It's meant to be left on all the time, claiming extremely low power consumption when not in use, which is why it has no actual power button.
The single button instead both mutes the device and lets you know what the Vault is up to by changing colour and flashing in various different ways.
It's very simple to set up - just plug it in and it will connect to you local network and can then be accessed directly from the app.
Sound quality and performance
The vault sounds amazing.
I tested it using a classic NAD amp I bought in 1997 (still going strong nearly 20 years later, testament to Bluesound's heritage) and a pair of similarly-aged Mission 732 speakers and they really came alive.
The difference was so much more than when playing the same audio from a phone or tablet.
High definition streaming from tidal is a joy, and CD's copied in the highest quality format sounded as good as, if not better, than they did in my CD player.
It really is only when you hear it that you can appreciate how much better high definition audio is - it's not so much that MP3's don't sound okay, just that FLAC and WAV files sound better. Much better.
The action of saving your music into the Vault couldn't be easier. You just pop a CD in, the Vault rips it to whichever file format you have chosen, finds the metadata - artist name, album title, track names and artwork - adds it to your library and ejects the disk to let it know when it's done.
You really don't have to do anything.
The process takes a while, although may be quicker at lower quality settings, but you can start playing tracks once they are added while the rest copy if you're feeling particularly impatient.
The Vault doesn't actually play CDs though, but there is so much storage space that unless you have a really big collection you can probably fit it all in - there's room for literally thousands of albums.
The Vault then acts as a networked drive as well, so you can use it to wirelessly back up data and play music from your computers and anything else on your network. Just tell it where to look and it will add it all to your library.
Another nice touch.
The Vault is controlled from an app on either iOS or android, pc or mac.
From here you can play any of the music you've saved on the vault, and stream from services like Spotify.
It works by adding tracks you select from either your library or one of your streaming services to a playlist which you then play them from.
This feels a bit strange at first. It's not intuitive at all as usually you just play things straight from their respective app - you click tracks, and they play - whereas in the Bluesound app you click tracks, and it adds them to the playlist instead.

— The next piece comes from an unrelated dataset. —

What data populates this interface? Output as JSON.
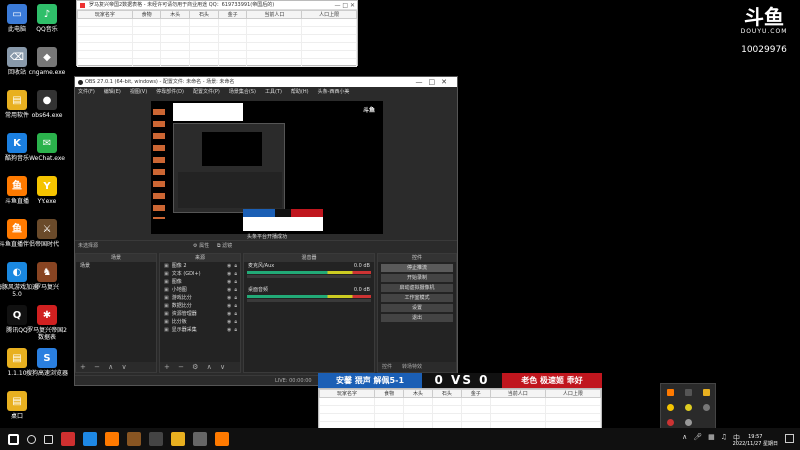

These feels a bit pointless at first, but once you have spent a bit of time adding albums to your library it makes more sense - it encourages more attentive listening because you don't just jump from one track to another as soon as you select it.
At first I just added loads of songs, but after a while I found myself being more selective about what I lined up to play.
The Bluesound is angled more at those who like to take time to listen to music as an activity in its own right, rather than cater to those who just want to whack something on in the background.
We get so used to everything being instant and simplified these days that when things are a little bit complicated and require some time and effort we are instantly resistant to them, but generally the more you put into something the more you get out of it. I very much found this the case with the Bluesound system.
Once you have a massive library to sort through, you can add a few albums to the playlist and listen through that without getting bogged down and distracted by the weight of all the other music you own.
The app is easy enough to navigate your way around, with a menu to the side to which you add the streaming services you want to use alongside your own music collection.
There are loads of these on offer, I added Spotify and Tidal, as these are two of the main contenders to the music streaming crown. Apple Music is now live, but there's no clear idea when this will find its way into the Bluesound world.
It is apparently on the list for an upcoming update, but nothing concrete has been released.
Tracks from Tidal have to be added to the playlist, as can tracks from Spotify, although Bluesound gear does support Spotify connect, so you can use Spotify's app itself to control what's playing.
I found this the easiest way of streaming, with the familiarity of use and greater catalogue of the Spotify app beating the superior sound quality of Tidal, which you have to use inside the confines of the Bluesound app.
Tidal though is pushed slightly, with links to the albums appearing in songs you copy yourself into the library.